Listen to the Recess! Clip
Family Folklore Books Transcript
I have an assignment for you. I can’t help it; it’s the teacher in me. It’s Family History Month, and I know it’s a little late in the month, but you can carry this over into November, and December — in fact, you have until next October to do it.
What I’d like you to do is to collect all the lore of your family, about how your ancestors got to this country and where they came from in the old country, about what they did and who they married and how they cured themselves and what they sang when they sang, the jokes they told and still tell, the kinds of pets they raise and cars they buy; the family’s legendary triumphs and disasters, the quirky relatives and the resident ghosts, the heirlooms that were smuggled out of Poland in a loaf of bread, and the trunk that grandfather brought with him that had all his tools in it — the one he built by hand, with those same tools, the tools he said that would help him make his way in this new country. Find out about where they went and who they were. Gather the photographs together, and the blue ribbons, the newspaper clippings, and the pressed flowers. And make a beautiful book out of it.
And do this with your children. Have them help. In fact, have your children record your grandparents and aged uncles and second cousins, on tape of one kind or another. Have them hear about how one of your relatives homesteaded in Montana or ran a dry goods store in New Mexico, about the uncle who worked on the railroad and the other who made pencils out of cedar trees hauled out of the Florida swamps, and the other who looked for Captain Kidd’s treasure up and down the Gulf Coast. Have them hear about how to make grandma’s 14 vegetable soup and what to do about warts and what it means to be born with a veil. When my wife used this assignment in her English as a Second Language courses, her students brought her books that told, in poignant details of the joys and sufferings of families all over the world and what it meant to these students to be representing their families here, and with what a sense of responsibility they took their responsibility to, as several of them put it, “bring fragrance to the family name.”
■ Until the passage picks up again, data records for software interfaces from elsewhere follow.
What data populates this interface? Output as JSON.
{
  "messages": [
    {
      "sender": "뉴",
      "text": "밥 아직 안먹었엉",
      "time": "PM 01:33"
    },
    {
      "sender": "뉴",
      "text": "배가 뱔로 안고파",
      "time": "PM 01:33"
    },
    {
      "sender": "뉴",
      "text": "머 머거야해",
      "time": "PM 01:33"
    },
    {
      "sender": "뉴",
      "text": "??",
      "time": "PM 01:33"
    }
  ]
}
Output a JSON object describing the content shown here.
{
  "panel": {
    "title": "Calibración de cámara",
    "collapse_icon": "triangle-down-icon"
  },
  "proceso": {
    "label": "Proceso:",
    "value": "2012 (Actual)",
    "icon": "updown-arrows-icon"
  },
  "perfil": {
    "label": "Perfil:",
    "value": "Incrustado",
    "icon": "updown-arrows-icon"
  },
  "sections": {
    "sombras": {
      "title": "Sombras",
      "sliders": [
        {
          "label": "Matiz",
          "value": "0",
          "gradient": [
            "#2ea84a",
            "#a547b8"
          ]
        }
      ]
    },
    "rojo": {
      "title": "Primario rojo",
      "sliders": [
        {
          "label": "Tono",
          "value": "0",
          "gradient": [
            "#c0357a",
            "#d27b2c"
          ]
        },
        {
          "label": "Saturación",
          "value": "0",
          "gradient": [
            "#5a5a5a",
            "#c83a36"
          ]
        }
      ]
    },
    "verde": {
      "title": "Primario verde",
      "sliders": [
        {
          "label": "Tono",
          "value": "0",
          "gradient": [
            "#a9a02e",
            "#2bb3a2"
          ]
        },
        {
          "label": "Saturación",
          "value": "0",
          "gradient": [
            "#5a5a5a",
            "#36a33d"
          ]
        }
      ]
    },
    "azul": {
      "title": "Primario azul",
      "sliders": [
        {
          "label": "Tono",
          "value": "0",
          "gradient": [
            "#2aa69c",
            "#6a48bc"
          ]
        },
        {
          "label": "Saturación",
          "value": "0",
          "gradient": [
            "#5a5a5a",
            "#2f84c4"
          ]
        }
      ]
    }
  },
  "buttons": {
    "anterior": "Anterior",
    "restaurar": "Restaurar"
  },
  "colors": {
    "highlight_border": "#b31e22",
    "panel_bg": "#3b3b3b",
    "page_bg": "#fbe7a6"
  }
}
When I first make this assignment in my American classes, it’s usually greeted at first with groans — do I really have to talk to the oldest members of my family? A month or two later, they come in filled with excitement, with discoveries, with recognitions. One young woman, an orphan, who knew little about her past, discovered who her parents were and that she was distantly related to one of our nation’s presidents. Another discovered that she and all the women in her family had been “born with a veil” and had powers to see the future. But they always discover something interesting and tell me, I wish I knew this when I was young, and they say something about this work that they don’t say about any other assignment: no matter what you do with the course, don’t change this, or I would never have found out who I really am.